Plain-brown Woodcreeper Dendrocincla fuliginosa

Justification
This species has an extremely large range, and hence does not approach the thresholds for Vulnerable under the range size criterion (Extent of Occurrence <20,000 km2 combined with a declining or fluctuating range size, habitat extent/quality, or population size and a small number of locations or severe fragmentation). Despite the fact that the population trend appears to be decreasing, the decline is not believed to be sufficiently rapid to approach the thresholds for Vulnerable under the population trend criterion (>30% decline over ten years or three generations). The population size has not been quantified, but it is not believed to approach the thresholds for Vulnerable under the population size criterion (<10,000 mature individuals with a continuing decline estimated to be >10% in ten years or three generations, or with a specified population structure). For these reasons the species is evaluated as Least Concern.

Taxonomic source(s)
SACC. 2006. A classification of the bird species of South America. Available at: #http://www.museum.lsu.edu/~Remsen/SACCBaseline.html#.

Taxonomic note
Dendrocincla fuliginosa and D. turdina (Sibley and Monroe 1990, 1993) have been lumped into D. fuliginosa following SACC (2005).

Distribution and population
This species has a large range extending from Mexico to north-east Argentina and from the Pacific to the Atlantic in South America.

Population justification
The global population size has not been quantified, but this species is described as 'fairly common' (Stotz et al. 1996).

Trend justification
This population is suspected to be in decline owing to ongoing habitat loss and degradation (del Hoyo et al. 2003).
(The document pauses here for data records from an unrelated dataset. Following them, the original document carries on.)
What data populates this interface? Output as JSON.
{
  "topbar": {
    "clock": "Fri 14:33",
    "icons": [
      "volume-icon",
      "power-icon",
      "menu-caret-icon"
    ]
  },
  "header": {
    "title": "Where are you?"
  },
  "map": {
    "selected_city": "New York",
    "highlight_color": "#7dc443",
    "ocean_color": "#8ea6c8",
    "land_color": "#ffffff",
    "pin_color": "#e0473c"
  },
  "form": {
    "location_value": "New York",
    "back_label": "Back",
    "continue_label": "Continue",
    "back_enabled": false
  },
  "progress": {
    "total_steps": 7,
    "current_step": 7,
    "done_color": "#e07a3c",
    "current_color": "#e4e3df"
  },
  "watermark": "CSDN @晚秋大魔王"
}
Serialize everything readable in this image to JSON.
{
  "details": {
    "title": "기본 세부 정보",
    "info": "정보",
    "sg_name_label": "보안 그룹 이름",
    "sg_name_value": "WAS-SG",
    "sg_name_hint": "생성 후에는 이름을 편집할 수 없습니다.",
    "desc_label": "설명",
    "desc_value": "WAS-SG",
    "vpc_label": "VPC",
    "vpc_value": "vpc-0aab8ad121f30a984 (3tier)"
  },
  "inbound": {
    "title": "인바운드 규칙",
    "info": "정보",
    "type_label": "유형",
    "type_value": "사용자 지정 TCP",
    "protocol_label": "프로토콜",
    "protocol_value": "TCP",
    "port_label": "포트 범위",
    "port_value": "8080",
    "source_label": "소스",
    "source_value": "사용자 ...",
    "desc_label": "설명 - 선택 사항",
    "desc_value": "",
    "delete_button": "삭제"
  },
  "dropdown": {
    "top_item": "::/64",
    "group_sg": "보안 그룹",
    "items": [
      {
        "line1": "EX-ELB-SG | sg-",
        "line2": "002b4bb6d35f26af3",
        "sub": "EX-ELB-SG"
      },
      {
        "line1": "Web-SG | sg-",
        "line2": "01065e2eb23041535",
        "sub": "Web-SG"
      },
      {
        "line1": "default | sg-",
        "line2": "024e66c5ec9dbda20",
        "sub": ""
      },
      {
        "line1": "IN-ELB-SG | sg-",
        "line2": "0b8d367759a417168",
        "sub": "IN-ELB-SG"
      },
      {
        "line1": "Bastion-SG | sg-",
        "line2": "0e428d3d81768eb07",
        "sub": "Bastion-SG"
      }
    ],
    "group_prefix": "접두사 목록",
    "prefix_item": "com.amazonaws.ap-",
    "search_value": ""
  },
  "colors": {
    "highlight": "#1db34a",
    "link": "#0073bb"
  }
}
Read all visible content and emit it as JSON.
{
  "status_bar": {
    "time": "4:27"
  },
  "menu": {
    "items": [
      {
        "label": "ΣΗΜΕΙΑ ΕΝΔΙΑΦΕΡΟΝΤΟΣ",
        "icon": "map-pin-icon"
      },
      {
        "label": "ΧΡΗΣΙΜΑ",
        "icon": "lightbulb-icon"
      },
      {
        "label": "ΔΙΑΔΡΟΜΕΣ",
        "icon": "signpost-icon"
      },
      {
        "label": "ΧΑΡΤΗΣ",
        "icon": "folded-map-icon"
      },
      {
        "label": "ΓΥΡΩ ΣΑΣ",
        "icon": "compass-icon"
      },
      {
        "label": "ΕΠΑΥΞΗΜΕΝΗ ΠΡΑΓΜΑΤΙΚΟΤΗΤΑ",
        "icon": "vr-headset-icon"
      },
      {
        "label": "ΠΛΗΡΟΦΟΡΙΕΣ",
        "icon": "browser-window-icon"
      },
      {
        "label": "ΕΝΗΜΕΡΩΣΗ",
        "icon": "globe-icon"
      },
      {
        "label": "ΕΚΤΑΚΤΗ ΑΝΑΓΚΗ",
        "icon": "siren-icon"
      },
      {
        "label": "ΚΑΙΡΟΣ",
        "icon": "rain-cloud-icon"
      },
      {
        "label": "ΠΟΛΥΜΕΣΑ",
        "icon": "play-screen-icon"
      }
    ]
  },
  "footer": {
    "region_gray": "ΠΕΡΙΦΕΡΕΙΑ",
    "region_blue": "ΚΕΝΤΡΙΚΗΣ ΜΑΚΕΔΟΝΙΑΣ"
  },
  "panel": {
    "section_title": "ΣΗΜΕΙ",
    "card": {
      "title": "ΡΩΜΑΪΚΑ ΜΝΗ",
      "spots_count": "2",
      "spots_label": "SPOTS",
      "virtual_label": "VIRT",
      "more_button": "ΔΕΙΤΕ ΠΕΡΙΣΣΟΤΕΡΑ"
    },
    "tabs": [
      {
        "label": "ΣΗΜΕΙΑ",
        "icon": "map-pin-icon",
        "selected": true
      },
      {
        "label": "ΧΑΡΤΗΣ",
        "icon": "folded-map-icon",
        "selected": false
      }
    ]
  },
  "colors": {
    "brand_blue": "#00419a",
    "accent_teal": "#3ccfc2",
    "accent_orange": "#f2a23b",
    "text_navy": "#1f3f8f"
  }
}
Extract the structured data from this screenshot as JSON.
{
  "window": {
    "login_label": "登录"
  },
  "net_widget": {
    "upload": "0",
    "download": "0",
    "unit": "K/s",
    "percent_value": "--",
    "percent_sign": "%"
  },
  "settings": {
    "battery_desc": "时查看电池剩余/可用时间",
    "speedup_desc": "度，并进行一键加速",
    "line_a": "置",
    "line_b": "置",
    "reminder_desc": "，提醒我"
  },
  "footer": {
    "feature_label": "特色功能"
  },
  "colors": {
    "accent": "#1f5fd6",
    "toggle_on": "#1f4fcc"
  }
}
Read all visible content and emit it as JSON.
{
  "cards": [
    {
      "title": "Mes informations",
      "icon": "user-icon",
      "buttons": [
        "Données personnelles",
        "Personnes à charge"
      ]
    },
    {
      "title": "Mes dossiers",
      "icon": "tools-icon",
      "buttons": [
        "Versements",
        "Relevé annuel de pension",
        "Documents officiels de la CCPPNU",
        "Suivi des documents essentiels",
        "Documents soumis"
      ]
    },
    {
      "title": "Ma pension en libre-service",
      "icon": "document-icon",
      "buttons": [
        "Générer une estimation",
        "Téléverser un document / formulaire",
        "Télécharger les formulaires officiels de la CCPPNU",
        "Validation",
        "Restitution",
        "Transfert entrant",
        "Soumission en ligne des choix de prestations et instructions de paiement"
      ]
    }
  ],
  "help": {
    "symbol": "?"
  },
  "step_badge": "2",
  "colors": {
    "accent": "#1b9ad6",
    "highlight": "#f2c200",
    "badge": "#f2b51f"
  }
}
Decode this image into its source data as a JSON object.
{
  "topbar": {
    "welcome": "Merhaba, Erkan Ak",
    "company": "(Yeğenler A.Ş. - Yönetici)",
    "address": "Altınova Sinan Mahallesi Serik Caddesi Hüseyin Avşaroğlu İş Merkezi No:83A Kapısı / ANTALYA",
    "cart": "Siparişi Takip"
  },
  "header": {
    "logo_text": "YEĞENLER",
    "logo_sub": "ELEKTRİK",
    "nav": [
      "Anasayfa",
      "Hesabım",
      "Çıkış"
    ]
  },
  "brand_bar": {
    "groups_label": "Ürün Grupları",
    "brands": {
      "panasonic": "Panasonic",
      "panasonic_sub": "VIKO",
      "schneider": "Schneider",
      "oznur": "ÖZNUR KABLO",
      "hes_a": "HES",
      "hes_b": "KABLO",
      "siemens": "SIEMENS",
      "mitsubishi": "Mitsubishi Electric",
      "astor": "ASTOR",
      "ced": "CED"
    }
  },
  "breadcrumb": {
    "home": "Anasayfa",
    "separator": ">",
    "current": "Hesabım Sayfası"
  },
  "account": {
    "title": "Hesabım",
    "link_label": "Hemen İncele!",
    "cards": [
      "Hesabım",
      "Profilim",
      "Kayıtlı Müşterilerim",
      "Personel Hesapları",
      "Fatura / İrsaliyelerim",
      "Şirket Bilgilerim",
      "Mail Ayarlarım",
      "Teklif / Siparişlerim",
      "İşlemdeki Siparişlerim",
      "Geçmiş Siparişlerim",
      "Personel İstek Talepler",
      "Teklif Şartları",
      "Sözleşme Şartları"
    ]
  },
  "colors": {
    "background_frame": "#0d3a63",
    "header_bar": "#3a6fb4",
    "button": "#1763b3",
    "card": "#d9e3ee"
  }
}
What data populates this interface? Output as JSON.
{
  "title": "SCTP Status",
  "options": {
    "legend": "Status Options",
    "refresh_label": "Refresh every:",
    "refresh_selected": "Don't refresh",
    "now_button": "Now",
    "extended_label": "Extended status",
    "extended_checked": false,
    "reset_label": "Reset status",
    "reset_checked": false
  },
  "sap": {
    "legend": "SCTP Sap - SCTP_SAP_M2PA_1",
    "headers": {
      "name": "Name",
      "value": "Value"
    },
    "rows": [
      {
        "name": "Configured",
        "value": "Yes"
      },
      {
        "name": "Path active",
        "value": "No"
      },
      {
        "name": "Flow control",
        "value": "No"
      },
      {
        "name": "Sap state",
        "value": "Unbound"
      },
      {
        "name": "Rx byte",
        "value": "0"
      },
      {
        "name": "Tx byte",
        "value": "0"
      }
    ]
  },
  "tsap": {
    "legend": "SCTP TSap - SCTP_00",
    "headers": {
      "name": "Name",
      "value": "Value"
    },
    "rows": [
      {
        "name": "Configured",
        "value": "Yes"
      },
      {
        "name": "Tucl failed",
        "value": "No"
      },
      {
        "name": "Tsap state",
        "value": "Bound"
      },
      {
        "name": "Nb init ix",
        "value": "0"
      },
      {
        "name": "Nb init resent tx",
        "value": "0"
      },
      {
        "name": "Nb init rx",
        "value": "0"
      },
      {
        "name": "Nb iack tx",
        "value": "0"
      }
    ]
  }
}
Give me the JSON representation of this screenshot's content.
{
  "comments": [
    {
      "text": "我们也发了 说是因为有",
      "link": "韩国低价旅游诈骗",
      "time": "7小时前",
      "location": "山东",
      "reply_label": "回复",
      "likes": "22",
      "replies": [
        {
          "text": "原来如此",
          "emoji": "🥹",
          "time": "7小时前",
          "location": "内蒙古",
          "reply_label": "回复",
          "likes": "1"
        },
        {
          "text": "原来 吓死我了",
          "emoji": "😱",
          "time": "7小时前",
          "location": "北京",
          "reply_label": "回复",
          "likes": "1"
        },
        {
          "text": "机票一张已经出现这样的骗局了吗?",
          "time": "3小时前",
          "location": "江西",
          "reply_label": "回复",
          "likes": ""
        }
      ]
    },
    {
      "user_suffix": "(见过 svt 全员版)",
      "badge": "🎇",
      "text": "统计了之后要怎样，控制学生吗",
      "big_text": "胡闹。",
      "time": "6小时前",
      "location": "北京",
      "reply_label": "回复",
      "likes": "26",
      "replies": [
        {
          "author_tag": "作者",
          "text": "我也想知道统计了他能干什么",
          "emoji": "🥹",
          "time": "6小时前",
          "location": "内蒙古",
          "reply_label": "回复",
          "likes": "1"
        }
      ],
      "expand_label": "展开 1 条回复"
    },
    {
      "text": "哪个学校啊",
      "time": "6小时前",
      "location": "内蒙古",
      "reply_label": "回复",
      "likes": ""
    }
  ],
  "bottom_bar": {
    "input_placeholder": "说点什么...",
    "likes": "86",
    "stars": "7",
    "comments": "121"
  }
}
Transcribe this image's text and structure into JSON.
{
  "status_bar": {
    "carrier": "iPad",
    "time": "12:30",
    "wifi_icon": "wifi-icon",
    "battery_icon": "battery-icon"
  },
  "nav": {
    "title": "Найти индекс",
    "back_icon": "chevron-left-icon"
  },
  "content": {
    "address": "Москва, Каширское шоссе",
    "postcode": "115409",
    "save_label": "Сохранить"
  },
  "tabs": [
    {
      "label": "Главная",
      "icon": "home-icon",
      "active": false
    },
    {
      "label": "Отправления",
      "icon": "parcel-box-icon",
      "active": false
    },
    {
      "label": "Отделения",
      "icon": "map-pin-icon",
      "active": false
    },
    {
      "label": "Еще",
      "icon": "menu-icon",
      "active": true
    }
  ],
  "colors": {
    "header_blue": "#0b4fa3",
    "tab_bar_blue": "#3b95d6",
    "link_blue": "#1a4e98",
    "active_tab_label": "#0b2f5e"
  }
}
Ecology
The species primarily inhabits humid and evergreen forest in the lowlands and foothills to 2000m, although generally below 1300 m, and is found less frequently in gallery and deciduous forest, and occasionally in mangroves. It is mainly insectivorous, although other invertebrates and small vertebrates are also taken (Marantz et al. 2003).

Threats
The species is considered highly sensitive to habitat fragmentation and human disturbance in at least parts of its range, and is likely to have suffered declines owing to deforestation (Marantz et al. 2003).

References
del Hoyo, J.; Elliott, A.; Christie, D. 2003. Handbook of the Birds of the World, vol. 8: Broadbills to Tapaculos. Lynx Edicions, Barcelona, Spain.

Marantz, C. A.; Aleixo, A.; Bevier, L. R.; Patten, M. A. 2003. Family Dendrocolaptidae (Woodcreepers). In: del Hoyo, J.; Elliott, A.; Christie, D.A. (ed.), Handbook of birds of the world, pp. 358-447. Lynx Edicions, Barcelona, Spain.

Further web sources of information
Explore HBW Alive for further information on this species

Search for photos and videos, and hear sounds of this species from the Internet Bird Collection

Text account compilers
Temple, H.

IUCN Red List evaluators
Butchart, S., Symes, A.

Recommended citation
BirdLife International (2014) Species factsheet: Dendrocincla fuliginosa. Downloaded from http://www.birdlife.org on 21/08/2014. Recommended citation for factsheets for more than one species: BirdLife International (2014) IUCN Red List for birds. Downloaded from http://www.birdlife.org on 21/08/2014.

This information is based upon, and updates, the information published in BirdLife International (2000) Threatened birds of the world. Barcelona and Cambridge, UK: Lynx Edicions and BirdLife International, BirdLife International (2004) Threatened birds of the world 2004 CD-ROM and BirdLife International (2008) Threatened birds of the world 2008 CD-ROM. These sources provide the information for species accounts for the birds on the IUCN Red List.

To provide new information to update this factsheet or to correct any errors, please email BirdLife

To contribute to discussions on the evaluation of the IUCN Red List status of Globally Threatened Birds, please visit BirdLife's Globally Threatened Bird Forums.

Key facts
Current IUCN Red List category Least Concern
Family Dendrocolaptidae (Woodcreepers)
Species name author (Vieillot, 1818)
Population size mature individuals
Population trend Decreasing
Distribution size (breeding/resident) 9,680,000 km2
Country endemic? No
Links to further information
- Additional Information on this species